- Opening Delimiter -

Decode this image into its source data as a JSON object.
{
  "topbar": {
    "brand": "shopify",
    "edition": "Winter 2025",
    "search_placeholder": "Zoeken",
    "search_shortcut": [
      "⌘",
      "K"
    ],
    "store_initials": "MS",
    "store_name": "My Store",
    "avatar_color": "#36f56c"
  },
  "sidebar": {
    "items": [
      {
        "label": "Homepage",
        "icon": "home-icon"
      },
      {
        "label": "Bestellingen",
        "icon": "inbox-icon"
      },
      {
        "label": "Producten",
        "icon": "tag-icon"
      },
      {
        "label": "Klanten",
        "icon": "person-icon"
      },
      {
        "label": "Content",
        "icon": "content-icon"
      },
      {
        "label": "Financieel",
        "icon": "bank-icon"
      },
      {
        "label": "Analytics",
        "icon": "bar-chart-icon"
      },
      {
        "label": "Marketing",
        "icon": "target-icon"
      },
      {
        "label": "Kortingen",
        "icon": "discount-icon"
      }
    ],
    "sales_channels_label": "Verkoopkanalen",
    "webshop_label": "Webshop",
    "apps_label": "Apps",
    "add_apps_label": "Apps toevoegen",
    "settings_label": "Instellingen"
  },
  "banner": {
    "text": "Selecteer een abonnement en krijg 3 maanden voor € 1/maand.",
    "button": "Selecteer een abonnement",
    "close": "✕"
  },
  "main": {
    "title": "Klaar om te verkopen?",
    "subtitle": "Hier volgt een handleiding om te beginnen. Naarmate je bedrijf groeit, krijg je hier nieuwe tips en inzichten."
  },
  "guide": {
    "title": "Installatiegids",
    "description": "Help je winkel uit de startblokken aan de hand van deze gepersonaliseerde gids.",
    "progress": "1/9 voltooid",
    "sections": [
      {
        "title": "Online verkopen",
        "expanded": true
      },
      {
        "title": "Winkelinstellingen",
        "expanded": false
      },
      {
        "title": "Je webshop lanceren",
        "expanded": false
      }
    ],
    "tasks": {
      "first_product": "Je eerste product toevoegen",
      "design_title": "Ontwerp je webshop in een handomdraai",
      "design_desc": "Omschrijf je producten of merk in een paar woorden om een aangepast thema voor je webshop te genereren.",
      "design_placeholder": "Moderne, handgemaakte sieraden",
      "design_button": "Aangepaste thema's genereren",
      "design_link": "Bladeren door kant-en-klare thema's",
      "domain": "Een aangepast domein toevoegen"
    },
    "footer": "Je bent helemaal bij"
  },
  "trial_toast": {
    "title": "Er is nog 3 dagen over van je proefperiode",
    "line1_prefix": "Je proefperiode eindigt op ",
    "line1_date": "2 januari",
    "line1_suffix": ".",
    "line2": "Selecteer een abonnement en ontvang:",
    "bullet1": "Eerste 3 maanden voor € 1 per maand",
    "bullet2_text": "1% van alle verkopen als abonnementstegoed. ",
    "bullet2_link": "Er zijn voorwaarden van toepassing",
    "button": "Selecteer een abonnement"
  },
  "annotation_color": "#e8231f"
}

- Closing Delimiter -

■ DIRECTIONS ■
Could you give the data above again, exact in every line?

■ RESULT OF THE EXERCISE ■
Decode this image into its source data as a JSON object.
{
  "topbar": {
    "brand": "shopify",
    "edition": "Winter 2025",
    "search_placeholder": "Zoeken",
    "search_shortcut": [
      "⌘",
      "K"
    ],
    "store_initials": "MS",
    "store_name": "My Store",
    "avatar_color": "#36f56c"
  },
  "sidebar": {
    "items": [
      {
        "label": "Homepage",
        "icon": "home-icon"
      },
      {
        "label": "Bestellingen",
        "icon": "inbox-icon"
      },
      {
        "label": "Producten",
        "icon": "tag-icon"
      },
      {
        "label": "Klanten",
        "icon": "person-icon"
      },
      {
        "label": "Content",
        "icon": "content-icon"
      },
      {
        "label": "Financieel",
        "icon": "bank-icon"
      },
      {
        "label": "Analytics",
        "icon": "bar-chart-icon"
      },
      {
        "label": "Marketing",
        "icon": "target-icon"
      },
      {
        "label": "Kortingen",
        "icon": "discount-icon"
      }
    ],
    "sales_channels_label": "Verkoopkanalen",
    "webshop_label": "Webshop",
    "apps_label": "Apps",
    "add_apps_label": "Apps toevoegen",
    "settings_label": "Instellingen"
  },
  "banner": {
    "text": "Selecteer een abonnement en krijg 3 maanden voor € 1/maand.",
    "button": "Selecteer een abonnement",
    "close": "✕"
  },
  "main": {
    "title": "Klaar om te verkopen?",
    "subtitle": "Hier volgt een handleiding om te beginnen. Naarmate je bedrijf groeit, krijg je hier nieuwe tips en inzichten."
  },
  "guide": {
    "title": "Installatiegids",
    "description": "Help je winkel uit de startblokken aan de hand van deze gepersonaliseerde gids.",
    "progress": "1/9 voltooid",
    "sections": [
      {
        "title": "Online verkopen",
        "expanded": true
      },
      {
        "title": "Winkelinstellingen",
        "expanded": false
      },
      {
        "title": "Je webshop lanceren",
        "expanded": false
      }
    ],
    "tasks": {
      "first_product": "Je eerste product toevoegen",
      "design_title": "Ontwerp je webshop in een handomdraai",
      "design_desc": "Omschrijf je producten of merk in een paar woorden om een aangepast thema voor je webshop te genereren.",
      "design_placeholder": "Moderne, handgemaakte sieraden",
      "design_button": "Aangepaste thema's genereren",
      "design_link": "Bladeren door kant-en-klare thema's",
      "domain": "Een aangepast domein toevoegen"
    },
    "footer": "Je bent helemaal bij"
  },
  "trial_toast": {
    "title": "Er is nog 3 dagen over van je proefperiode",
    "line1_prefix": "Je proefperiode eindigt op ",
    "line1_date": "2 januari",
    "line1_suffix": ".",
    "line2": "Selecteer een abonnement en ontvang:",
    "bullet1": "Eerste 3 maanden voor € 1 per maand",
    "bullet2_text": "1% van alle verkopen als abonnementstegoed. ",
    "bullet2_link": "Er zijn voorwaarden van toepassing",
    "button": "Selecteer een abonnement"
  },
  "annotation_color": "#e8231f"
}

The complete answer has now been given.